|Member of the U.S. House of Representatives|
from Pennsylvania's 2nd district
March 4, 1833 - March 3, 1835
|Joseph R. Ingersoll, James Harper|
|Born||January 4, 1780|
|Died||August 12, 1875 (aged 95)|
|Political party||Whig, Anti-Jacksonian|
|Relations||Horace Binney Wallace (nephew)|
Horace Binney Sargent (nephew)
|Alma mater||Harvard College|
Binney was born in Philadelphia, Pennsylvania, the son of Dr. Barnabas Binney (1751-1787), a prominent Philadelphia physician who cared for Deborah Sampson. He graduated from Harvard College in 1797, where he founded the Hasty Pudding Club in 1795.

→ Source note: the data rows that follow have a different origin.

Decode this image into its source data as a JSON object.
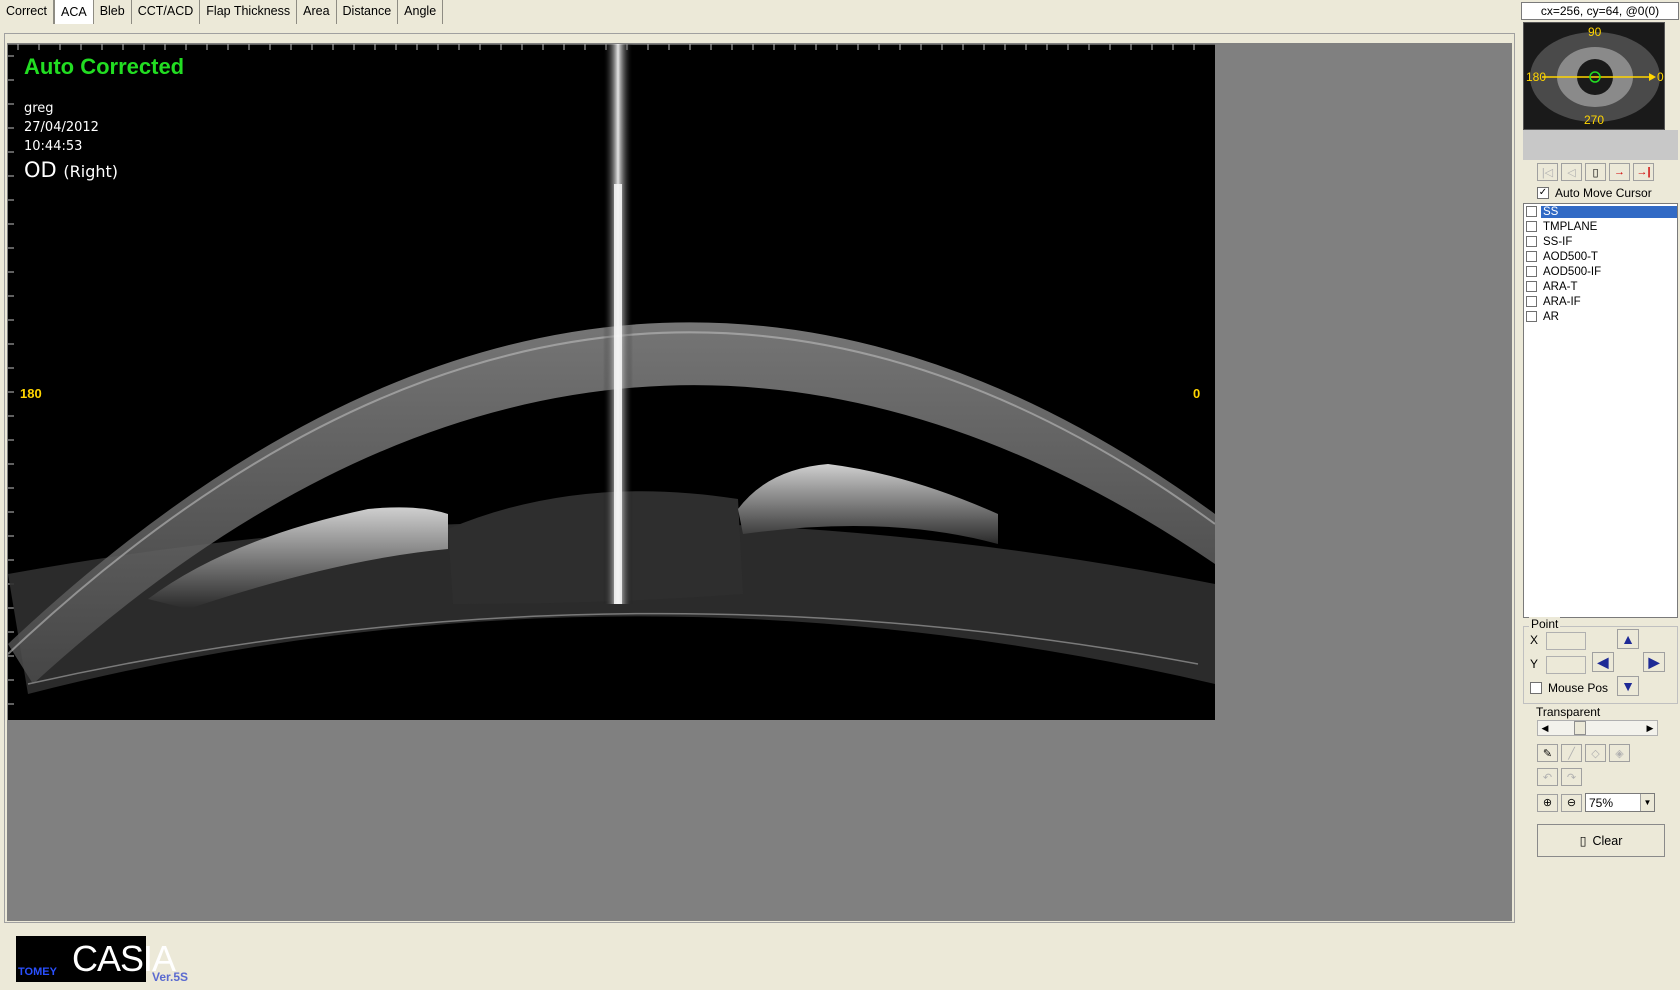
{
  "tabs": [
    "Correct",
    "ACA",
    "Bleb",
    "CCT/ACD",
    "Flap Thickness",
    "Area",
    "Distance",
    "Angle"
  ],
  "active_tab": "ACA",
  "cursor_readout": "cx=256, cy=64, @0(0)",
  "scan": {
    "status": "Auto Corrected",
    "patient": "greg",
    "date": "27/04/2012",
    "time": "10:44:53",
    "eye_code": "OD",
    "eye_side": "(Right)",
    "angle_left": "180",
    "angle_right": "0"
  },
  "thumbnail": {
    "top": "90",
    "left": "180",
    "right": "0",
    "bottom": "270"
  },
  "auto_move_cursor": {
    "label": "Auto Move Cursor",
    "checked": true
  },
  "measurements": [
    {
      "label": "SS",
      "selected": true
    },
    {
      "label": "TMPLANE",
      "selected": false
    },
    {
      "label": "SS-IF",
      "selected": false
    },
    {
      "label": "AOD500-T",
      "selected": false
    },
    {
      "label": "AOD500-IF",
      "selected": false
    },
    {
      "label": "ARA-T",
      "selected": false
    },
    {
      "label": "ARA-IF",
      "selected": false
    },
    {
      "label": "AR",
      "selected": false
    }
  ],
  "point": {
    "title": "Point",
    "x_label": "X",
    "y_label": "Y",
    "mouse_pos_label": "Mouse Pos"
  },
  "transparent_label": "Transparent",
  "zoom": "75%",
  "clear_label": "Clear",
  "brand": {
    "tomey": "TOMEY",
    "casia": "CASIA",
    "version": "Ver.5S"
  },
  "colors": {
    "status_green": "#22dd22",
    "angle_yellow": "#ffd500",
    "selection_blue": "#316AC5",
    "panel_bg": "#ECE9D8"
  }
}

Through his sister Susan Binney Wallace, he was the uncle of Horace Binney Wallace (1817-1852), a legal critic and through his sister, Mary Sarah Binney Sargent (d. 1824), wife of Lucius Manlius Sargent (1786-1867), an author and temperance advocate, he was the uncle of well-known author and Horace Binney Sargent (1821-1908), a Civil war veteran.
He then studied law in the office of Jared Ingersoll (1749-1822), who had been a member of the Constitutional convention of 1787, and who, from 1791 to 1800 and again from 1811 to 1816, was the attorney-general of Pennsylvania. In 1800, Binney was admitted to the bar in Philadelphia and practiced there with great success for half a century, and was recognized as one of the leaders of the bar in Pennsylvania and the United States.
Between 1806-1807, he served in the Pennsylvania legislature. From 1833 until 1835, he served as a Whig member of the United States House of Representatives. While in the House of Representatives, he defended the United States Bank and opposed the policies of President Andrew Jackson.
After leaving office, he returned to the practice of law. Binney's most famous cases were Lyle v. Richards (1823), and Vidal et al v. Philadelphia et al (1844). In the latter case, which involved the disposition of the fortune of Stephen Girard, he was unsuccessfully opposed by Daniel Webster. Binney's argument in this case greatly influenced the interpretation of the law of charities.
Binney made many public addresses, the most noteworthy of which, entitled Life and Character of Chief Justice Marshall, was published in 1835. He also published Leaders of the Old Bar of Philadelphia, in 1858, and an Inquiry into the Formation of Washingtons Farewell Address, in 1859.
During the American Civil War he issued three pamphlets (1861, 1862 and 1865), discussing the right of habeas corpus under the American Constitution, and justifying President Lincoln in his suspension of the writ. He was elected an Associate Fellow of the American Academy of Arts and Sciences in 1867.
Binney was married to Elizabeth Cox (1783-1865), one of six daughters of John Cox, Esq. of Bloomsbury, New Jersey, and descendants of the Langeveldts who originally settled New Brunswick, New Jersey. Her sister, Mary Cox, was married to the inventor John Stevens III (1749-1838). Together, Horace and Elizabeth were the parents of: